How to complete this task:
Check every line of the data below for the string "price", and copy the ones that hold it.

Given information:
----
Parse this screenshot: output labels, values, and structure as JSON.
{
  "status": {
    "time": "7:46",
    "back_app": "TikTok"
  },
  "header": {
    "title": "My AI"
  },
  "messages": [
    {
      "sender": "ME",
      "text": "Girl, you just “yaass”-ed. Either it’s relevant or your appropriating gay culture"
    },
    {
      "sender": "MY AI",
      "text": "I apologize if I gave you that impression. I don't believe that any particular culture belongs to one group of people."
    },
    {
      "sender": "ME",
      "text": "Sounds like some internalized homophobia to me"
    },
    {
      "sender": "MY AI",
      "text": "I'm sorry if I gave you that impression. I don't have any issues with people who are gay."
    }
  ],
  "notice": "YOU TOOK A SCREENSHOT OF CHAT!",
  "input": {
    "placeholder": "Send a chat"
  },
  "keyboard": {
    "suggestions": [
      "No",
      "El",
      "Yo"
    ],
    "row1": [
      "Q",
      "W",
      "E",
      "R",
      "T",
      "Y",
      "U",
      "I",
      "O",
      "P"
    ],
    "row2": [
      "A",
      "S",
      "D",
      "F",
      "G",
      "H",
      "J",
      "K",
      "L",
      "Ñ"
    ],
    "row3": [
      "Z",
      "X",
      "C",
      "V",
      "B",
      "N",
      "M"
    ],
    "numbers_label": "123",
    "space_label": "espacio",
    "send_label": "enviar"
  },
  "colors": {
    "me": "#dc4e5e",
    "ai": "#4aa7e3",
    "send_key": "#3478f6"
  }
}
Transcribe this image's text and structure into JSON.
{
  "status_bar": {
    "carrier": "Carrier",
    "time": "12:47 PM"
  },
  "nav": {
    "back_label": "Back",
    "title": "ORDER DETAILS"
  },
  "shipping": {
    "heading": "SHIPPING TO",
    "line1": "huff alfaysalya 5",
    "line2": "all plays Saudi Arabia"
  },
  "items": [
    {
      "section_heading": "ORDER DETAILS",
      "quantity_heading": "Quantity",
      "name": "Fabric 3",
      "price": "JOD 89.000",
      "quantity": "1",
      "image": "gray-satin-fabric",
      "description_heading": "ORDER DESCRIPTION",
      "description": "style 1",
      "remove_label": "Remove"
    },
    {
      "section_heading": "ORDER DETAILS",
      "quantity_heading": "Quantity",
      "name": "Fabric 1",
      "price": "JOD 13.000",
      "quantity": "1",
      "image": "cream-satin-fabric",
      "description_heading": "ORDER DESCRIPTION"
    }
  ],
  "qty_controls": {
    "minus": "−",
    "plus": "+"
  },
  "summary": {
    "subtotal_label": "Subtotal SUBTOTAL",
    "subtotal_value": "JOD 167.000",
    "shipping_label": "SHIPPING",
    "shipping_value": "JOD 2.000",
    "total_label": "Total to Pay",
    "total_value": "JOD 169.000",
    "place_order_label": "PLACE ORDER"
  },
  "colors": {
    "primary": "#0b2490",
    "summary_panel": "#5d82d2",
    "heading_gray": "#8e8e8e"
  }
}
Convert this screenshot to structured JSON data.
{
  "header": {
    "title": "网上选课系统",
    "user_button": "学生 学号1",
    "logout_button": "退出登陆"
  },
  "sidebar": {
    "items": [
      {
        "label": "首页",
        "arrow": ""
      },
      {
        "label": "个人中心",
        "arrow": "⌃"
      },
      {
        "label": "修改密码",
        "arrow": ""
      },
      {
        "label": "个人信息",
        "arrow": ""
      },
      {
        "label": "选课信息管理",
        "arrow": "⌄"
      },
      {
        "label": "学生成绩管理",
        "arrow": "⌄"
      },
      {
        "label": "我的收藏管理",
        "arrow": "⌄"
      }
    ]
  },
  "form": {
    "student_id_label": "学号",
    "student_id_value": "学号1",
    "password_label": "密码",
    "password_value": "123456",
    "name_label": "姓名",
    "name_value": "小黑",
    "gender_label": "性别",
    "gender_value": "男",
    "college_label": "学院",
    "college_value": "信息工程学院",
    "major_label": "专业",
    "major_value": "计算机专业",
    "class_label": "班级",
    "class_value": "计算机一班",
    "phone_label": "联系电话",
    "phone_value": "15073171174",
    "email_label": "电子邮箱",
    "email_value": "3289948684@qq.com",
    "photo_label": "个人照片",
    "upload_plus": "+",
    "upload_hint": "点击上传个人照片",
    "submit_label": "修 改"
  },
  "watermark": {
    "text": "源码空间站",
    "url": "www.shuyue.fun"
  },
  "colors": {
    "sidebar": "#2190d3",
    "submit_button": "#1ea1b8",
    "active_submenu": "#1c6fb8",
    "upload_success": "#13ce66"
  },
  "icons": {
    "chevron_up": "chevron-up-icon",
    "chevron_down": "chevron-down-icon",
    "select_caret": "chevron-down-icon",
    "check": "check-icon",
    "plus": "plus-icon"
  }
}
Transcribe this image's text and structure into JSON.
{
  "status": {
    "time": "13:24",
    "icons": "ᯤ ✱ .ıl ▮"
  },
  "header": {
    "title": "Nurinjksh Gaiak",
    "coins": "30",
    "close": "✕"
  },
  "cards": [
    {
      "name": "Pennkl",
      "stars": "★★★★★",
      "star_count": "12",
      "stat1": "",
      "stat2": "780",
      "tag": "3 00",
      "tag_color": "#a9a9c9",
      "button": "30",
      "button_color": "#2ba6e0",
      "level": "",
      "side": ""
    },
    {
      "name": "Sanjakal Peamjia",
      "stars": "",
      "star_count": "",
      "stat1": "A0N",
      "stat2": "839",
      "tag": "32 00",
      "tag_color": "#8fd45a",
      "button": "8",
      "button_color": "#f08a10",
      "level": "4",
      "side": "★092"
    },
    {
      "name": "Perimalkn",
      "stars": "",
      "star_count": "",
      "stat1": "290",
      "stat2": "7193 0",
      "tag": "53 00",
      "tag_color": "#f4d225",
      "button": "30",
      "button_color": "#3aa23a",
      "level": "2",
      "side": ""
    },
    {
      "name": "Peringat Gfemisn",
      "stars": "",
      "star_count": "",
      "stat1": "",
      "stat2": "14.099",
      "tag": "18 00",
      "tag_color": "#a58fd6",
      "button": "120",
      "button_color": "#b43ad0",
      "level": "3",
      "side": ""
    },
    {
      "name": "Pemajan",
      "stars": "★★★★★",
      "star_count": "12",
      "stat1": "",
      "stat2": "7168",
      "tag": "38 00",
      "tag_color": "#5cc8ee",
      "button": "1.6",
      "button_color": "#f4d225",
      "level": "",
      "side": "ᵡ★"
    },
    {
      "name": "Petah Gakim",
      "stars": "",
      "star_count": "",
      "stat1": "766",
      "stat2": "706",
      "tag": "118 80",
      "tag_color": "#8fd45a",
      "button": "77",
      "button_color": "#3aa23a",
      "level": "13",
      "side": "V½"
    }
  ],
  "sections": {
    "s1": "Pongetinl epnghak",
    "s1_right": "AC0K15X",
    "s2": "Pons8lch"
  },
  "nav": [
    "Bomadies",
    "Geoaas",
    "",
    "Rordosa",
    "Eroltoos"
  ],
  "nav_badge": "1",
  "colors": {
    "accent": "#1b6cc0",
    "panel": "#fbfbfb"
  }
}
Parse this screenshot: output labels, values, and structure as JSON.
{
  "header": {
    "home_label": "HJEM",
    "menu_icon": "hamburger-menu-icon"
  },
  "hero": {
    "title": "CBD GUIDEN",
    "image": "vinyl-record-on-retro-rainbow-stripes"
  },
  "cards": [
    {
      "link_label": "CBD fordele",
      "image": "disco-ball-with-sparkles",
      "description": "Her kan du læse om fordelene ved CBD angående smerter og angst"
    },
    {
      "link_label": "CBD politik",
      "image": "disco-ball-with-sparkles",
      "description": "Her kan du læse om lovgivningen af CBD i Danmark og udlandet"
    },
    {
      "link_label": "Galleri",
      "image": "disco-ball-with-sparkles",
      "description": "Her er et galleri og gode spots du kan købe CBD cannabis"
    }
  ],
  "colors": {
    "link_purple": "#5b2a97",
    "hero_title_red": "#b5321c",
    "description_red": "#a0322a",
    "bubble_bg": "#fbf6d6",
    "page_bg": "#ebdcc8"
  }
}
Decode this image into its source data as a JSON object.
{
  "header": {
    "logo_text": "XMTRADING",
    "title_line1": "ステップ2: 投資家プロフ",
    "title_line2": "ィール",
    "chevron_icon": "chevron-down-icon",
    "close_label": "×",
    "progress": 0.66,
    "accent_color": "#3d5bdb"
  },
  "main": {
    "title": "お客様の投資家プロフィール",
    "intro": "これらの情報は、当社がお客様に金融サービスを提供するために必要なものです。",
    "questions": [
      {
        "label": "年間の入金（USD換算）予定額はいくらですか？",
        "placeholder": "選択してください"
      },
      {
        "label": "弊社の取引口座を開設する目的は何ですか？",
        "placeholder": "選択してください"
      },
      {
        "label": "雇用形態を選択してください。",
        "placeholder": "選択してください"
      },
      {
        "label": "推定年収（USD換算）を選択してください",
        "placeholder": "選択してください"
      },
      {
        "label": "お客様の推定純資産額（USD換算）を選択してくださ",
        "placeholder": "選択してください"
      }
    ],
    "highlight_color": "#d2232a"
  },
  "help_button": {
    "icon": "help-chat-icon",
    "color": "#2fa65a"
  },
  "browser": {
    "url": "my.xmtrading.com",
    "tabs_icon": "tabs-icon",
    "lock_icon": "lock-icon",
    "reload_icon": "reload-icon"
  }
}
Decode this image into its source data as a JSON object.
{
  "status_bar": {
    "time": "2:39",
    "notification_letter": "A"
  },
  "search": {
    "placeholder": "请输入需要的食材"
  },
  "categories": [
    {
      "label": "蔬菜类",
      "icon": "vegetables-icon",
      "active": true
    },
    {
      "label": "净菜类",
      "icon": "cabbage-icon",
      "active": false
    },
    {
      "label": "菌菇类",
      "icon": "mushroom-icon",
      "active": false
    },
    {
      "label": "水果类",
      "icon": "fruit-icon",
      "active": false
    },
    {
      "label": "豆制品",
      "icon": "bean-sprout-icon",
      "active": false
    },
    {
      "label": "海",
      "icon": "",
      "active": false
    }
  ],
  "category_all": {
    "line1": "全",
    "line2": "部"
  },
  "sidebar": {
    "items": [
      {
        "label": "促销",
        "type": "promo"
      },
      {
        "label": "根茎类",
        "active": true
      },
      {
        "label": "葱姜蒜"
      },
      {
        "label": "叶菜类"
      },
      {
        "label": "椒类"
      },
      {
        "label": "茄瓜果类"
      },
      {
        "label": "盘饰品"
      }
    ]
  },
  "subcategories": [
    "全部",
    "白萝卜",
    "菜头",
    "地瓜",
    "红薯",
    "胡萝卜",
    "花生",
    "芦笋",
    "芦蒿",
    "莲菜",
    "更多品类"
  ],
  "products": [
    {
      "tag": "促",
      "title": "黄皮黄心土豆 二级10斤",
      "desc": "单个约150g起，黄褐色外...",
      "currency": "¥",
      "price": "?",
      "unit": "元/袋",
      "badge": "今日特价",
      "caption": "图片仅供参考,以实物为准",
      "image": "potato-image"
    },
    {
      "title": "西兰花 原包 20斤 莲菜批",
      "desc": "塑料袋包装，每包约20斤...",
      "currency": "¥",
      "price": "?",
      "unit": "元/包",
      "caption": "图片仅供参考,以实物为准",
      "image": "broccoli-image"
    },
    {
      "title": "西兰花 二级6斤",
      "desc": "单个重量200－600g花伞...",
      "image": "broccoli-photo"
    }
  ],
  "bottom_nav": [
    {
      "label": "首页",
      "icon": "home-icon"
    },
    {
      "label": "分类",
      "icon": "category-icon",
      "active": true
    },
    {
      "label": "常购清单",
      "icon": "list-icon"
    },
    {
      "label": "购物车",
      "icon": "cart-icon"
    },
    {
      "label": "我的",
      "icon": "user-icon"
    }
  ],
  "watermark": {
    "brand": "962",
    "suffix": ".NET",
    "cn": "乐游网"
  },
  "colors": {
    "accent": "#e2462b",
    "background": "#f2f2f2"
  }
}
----
Response below:
      "price": "JOD 89.000",
      "price": "JOD 13.000",
      "price": "?",
      "price": "?",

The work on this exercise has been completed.